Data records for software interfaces
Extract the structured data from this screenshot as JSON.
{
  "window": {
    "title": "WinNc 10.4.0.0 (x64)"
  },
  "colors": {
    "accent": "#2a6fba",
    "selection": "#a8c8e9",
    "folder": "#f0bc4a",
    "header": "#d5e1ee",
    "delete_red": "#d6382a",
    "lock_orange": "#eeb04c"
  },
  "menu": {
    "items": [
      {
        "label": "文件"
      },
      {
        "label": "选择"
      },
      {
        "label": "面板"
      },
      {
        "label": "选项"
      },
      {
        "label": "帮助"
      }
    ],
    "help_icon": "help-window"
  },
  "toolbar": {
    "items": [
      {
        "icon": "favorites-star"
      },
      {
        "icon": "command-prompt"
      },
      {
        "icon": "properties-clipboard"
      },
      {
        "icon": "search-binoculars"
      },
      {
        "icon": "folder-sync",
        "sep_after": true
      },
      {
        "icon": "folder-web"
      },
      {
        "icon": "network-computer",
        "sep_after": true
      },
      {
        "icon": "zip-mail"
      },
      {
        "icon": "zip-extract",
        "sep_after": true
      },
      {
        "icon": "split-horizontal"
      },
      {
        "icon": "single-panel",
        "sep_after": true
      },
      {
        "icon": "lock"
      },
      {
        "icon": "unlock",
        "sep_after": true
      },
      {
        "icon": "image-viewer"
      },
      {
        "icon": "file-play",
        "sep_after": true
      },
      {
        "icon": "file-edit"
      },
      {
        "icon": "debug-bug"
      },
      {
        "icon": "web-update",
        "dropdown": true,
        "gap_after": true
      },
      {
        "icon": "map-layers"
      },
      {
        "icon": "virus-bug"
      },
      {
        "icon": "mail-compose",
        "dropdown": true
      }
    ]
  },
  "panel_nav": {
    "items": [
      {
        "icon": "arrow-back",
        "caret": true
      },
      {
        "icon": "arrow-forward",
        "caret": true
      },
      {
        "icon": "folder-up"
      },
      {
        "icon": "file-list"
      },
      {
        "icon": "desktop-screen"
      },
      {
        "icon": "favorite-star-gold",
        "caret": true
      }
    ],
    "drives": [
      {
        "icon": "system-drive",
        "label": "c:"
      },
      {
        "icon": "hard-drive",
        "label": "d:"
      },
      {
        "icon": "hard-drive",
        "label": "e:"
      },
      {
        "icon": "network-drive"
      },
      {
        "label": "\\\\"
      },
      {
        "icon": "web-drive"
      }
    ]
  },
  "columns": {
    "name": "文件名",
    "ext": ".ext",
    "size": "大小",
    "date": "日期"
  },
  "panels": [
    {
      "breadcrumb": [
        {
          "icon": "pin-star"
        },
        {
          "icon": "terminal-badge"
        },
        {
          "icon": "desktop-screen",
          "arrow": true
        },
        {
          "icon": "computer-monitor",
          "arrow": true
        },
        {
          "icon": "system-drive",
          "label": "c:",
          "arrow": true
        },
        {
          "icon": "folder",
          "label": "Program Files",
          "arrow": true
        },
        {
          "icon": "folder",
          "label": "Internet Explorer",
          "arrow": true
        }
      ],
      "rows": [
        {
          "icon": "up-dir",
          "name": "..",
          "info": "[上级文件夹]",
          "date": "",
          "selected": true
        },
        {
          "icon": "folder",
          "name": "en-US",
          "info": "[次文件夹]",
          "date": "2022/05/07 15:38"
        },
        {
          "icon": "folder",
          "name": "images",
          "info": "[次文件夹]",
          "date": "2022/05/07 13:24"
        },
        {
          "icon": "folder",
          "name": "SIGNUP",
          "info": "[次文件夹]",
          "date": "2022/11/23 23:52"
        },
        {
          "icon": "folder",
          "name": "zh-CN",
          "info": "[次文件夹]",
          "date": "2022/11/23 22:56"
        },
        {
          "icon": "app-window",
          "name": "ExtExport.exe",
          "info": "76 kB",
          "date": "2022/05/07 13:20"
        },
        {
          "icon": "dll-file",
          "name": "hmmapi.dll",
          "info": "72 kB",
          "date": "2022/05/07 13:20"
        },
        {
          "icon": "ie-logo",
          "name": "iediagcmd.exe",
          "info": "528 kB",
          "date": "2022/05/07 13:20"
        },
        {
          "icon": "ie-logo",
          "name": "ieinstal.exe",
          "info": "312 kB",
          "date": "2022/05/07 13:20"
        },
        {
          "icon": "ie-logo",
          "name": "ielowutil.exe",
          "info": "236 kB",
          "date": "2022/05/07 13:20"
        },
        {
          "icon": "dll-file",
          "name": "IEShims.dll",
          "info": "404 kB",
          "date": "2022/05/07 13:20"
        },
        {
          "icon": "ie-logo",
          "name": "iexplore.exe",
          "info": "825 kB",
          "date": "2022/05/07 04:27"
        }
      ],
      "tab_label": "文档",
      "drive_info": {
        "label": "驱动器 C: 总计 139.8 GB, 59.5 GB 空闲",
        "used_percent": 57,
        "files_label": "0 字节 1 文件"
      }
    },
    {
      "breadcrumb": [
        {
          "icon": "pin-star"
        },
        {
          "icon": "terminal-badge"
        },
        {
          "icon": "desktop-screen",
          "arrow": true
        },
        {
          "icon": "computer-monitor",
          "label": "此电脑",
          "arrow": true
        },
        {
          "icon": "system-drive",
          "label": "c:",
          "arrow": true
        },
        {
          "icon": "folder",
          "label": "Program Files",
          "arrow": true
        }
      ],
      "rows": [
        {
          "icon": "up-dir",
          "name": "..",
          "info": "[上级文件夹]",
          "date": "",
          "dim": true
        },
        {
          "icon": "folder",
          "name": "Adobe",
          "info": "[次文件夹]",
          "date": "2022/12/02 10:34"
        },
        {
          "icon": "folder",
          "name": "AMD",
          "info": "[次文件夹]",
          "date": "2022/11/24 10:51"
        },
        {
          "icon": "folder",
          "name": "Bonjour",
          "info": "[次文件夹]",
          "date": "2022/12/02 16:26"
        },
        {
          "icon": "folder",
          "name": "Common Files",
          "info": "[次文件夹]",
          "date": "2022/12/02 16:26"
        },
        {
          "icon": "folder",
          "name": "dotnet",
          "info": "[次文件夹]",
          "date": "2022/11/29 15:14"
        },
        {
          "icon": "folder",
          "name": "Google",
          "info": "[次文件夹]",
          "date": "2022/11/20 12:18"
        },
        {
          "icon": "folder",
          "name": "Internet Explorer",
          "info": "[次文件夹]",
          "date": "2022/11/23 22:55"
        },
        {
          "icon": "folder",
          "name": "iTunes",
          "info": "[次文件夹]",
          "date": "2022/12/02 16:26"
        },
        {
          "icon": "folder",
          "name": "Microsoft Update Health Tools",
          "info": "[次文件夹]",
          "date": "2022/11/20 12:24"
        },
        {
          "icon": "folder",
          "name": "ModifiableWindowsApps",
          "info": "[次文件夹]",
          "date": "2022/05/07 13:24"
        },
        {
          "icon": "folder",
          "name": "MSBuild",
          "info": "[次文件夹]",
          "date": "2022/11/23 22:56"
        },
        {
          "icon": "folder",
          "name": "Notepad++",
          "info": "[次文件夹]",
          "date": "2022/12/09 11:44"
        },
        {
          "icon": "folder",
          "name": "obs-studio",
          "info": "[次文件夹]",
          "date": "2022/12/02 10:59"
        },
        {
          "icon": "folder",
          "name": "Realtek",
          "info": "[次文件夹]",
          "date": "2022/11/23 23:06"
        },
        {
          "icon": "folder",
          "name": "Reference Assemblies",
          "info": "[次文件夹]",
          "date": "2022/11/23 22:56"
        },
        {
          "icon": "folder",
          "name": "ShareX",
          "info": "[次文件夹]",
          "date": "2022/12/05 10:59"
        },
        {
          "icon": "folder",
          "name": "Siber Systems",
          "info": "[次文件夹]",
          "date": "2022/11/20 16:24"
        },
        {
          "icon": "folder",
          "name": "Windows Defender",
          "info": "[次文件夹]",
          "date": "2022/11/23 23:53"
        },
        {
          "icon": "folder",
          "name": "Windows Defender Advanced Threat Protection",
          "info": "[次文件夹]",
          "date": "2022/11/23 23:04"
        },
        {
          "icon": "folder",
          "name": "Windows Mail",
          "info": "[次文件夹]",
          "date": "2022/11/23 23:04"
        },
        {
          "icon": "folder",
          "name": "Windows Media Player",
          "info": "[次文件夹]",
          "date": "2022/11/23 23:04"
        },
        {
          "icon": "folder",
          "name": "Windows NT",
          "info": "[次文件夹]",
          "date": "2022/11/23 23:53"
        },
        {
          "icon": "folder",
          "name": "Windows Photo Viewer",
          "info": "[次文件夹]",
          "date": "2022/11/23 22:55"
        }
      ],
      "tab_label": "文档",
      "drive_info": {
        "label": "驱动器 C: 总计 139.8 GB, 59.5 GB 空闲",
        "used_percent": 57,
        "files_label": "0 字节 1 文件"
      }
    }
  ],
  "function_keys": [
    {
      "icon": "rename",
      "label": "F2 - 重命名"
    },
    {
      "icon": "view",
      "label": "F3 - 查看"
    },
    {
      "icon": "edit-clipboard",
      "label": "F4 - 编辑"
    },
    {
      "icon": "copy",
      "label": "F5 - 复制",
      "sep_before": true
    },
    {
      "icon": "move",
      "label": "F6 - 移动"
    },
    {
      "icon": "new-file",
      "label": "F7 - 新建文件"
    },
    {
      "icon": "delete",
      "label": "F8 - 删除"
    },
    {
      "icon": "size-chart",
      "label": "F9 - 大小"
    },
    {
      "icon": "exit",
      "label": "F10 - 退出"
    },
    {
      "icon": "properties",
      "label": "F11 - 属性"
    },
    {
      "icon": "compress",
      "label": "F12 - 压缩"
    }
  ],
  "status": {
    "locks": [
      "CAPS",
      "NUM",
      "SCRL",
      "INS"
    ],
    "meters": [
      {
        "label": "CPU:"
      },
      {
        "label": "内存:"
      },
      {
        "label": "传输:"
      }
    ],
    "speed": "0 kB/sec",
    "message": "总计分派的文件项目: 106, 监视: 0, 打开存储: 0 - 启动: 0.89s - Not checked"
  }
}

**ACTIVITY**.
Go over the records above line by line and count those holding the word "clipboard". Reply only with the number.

**TASK RESULT**.
2